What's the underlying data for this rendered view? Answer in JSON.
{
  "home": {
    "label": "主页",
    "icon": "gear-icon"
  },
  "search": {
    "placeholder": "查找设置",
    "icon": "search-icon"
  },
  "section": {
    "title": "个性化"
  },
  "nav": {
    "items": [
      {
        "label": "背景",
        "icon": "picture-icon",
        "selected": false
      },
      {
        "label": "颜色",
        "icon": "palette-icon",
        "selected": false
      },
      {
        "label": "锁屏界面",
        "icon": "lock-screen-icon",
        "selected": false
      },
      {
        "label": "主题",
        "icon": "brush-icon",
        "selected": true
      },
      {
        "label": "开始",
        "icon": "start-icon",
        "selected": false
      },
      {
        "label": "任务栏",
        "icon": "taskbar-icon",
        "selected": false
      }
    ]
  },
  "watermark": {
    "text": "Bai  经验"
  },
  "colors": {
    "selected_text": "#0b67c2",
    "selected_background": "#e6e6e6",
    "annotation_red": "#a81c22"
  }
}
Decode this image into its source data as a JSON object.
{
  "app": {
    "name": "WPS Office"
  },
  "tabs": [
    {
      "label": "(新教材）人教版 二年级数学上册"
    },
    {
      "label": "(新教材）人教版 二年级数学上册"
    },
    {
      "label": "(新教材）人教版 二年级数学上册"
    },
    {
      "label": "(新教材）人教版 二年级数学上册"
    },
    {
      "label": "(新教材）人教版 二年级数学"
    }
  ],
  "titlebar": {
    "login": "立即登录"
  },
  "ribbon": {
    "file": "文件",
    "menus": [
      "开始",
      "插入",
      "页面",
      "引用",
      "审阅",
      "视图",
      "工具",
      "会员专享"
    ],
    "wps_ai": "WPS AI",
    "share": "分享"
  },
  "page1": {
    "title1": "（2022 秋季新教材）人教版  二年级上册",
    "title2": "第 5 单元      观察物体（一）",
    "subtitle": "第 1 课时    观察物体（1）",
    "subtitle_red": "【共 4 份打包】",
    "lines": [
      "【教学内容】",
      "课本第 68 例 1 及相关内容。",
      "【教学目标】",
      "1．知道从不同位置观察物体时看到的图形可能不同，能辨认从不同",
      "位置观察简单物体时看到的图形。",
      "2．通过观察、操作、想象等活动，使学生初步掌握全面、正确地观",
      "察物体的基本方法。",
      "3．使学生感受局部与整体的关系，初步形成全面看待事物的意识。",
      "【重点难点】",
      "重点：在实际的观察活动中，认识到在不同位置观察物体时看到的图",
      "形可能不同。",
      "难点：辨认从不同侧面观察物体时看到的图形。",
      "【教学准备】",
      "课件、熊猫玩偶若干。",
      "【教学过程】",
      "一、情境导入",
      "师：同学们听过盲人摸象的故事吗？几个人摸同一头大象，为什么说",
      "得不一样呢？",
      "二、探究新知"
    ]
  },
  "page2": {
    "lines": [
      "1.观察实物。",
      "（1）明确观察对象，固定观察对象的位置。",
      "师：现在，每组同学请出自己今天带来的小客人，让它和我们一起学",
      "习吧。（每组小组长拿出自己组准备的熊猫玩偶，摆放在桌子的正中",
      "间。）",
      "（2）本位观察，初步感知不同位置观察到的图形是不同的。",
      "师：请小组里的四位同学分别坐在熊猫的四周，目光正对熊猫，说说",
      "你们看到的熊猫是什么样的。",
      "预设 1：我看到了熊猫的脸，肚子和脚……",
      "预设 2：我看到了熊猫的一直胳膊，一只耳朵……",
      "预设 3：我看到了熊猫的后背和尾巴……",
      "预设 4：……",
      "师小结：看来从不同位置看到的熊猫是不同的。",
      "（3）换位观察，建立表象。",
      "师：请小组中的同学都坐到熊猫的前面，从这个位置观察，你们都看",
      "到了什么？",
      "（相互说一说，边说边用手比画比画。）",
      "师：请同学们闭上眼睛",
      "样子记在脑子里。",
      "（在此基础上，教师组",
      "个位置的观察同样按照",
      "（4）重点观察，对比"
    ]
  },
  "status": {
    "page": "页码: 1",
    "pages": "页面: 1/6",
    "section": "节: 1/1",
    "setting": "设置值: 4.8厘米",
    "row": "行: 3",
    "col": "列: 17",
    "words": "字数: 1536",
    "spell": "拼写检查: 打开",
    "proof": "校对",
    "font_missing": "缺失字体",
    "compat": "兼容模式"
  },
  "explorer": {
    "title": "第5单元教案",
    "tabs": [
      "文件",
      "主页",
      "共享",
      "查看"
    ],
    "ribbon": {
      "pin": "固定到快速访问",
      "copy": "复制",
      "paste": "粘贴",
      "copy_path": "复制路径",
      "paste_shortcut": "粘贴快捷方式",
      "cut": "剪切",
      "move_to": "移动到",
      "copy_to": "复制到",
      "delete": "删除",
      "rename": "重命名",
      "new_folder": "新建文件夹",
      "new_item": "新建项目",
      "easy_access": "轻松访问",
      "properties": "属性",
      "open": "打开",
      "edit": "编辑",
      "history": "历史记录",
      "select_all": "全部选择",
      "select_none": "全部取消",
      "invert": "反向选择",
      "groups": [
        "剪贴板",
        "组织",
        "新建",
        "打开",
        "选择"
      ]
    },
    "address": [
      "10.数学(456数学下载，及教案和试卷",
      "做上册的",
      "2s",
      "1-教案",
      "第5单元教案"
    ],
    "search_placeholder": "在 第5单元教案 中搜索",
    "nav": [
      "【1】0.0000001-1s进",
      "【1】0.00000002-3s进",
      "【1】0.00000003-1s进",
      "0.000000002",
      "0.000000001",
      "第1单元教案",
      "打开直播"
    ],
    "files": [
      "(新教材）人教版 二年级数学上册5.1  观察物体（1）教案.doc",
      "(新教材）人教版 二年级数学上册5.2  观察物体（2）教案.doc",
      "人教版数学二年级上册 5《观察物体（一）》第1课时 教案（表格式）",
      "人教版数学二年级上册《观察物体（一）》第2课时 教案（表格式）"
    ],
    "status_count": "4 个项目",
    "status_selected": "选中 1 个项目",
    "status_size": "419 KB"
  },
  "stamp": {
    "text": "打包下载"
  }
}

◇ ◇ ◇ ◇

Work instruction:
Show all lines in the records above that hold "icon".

Response to the task:
    "icon": "gear-icon"
    "icon": "search-icon"
        "icon": "picture-icon",
        "icon": "palette-icon",
        "icon": "lock-screen-icon",
        "icon": "brush-icon",
        "icon": "start-icon",
        "icon": "taskbar-icon",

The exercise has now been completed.